The city of Dortmund is planning a barrier-free replacement of the foot and cycle path bridge, so the task is the design and optimization of the supporting structure of a barrier-free replacement bridge.
The structure is to be planned as a bar structure in steel construction.
Ina Gummersheimer worked on this project during her study: "In my third semester I gave a presentation on Ben van Berkel including his work, the Erasmus bridge in Rotterdam. The bridge is held up by what looks like one artfully shaped pylon, which inspired me to design my own bridge. I went with two pylons and planned the number and position of the hauling ropes. It was my favorite design I built in SCIA Engineer and I designed and calculated it with loads in combinations. I adjusted profiles but never lost sight of the visuals."
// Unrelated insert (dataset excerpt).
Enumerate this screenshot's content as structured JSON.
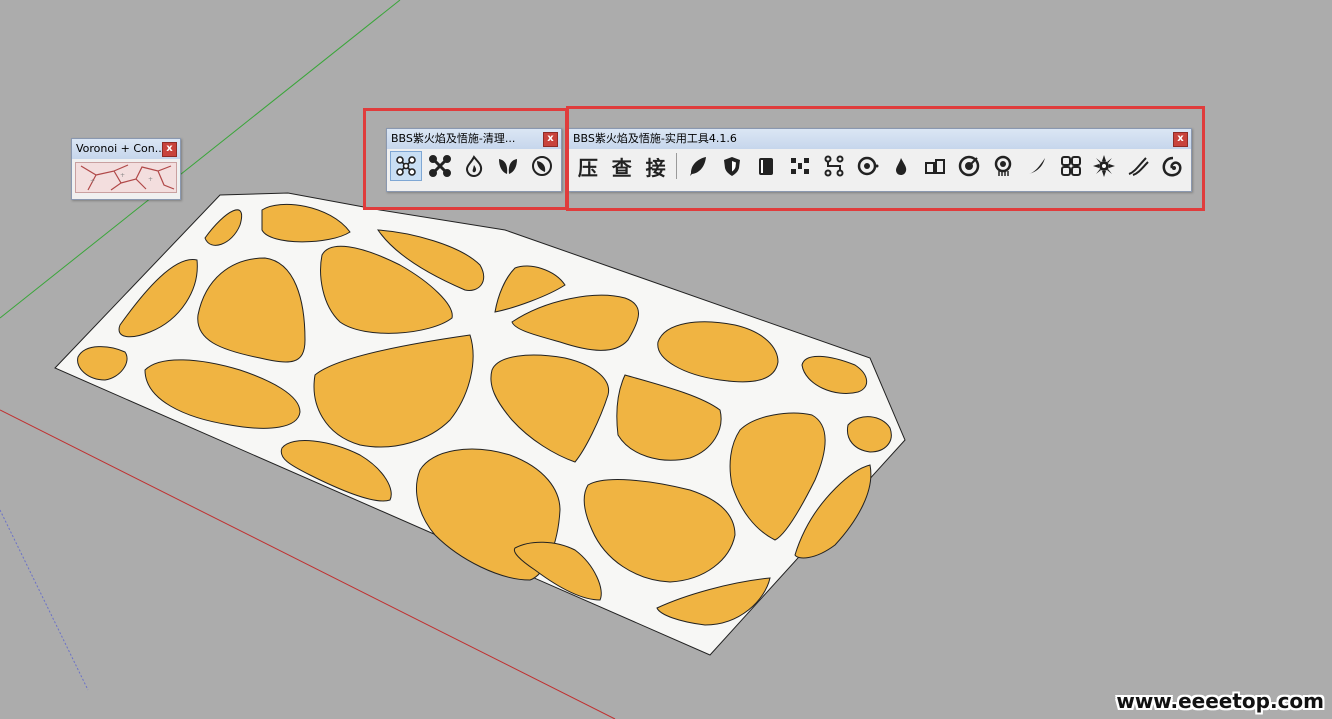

This project won the 1st prize in the SCIA Student Contest 2021.
Who is Ida Gummersheimer
"I'm from Germany and I just finished my Bachelor in Architecture at the Hochschule Bochum.
I have always been a creative person and wanted to study something that I would like to do for the rest of my life. What I find so exciting about architecture is that it's not just about being creative, but also about creating something that really works. It covers so much more, such as economic, ecological and logical factors and much more. There's always thinking about the future involved and how architecture can best respond to that by giving as much as possible. It is constantly evolving and that makes it very exciting!"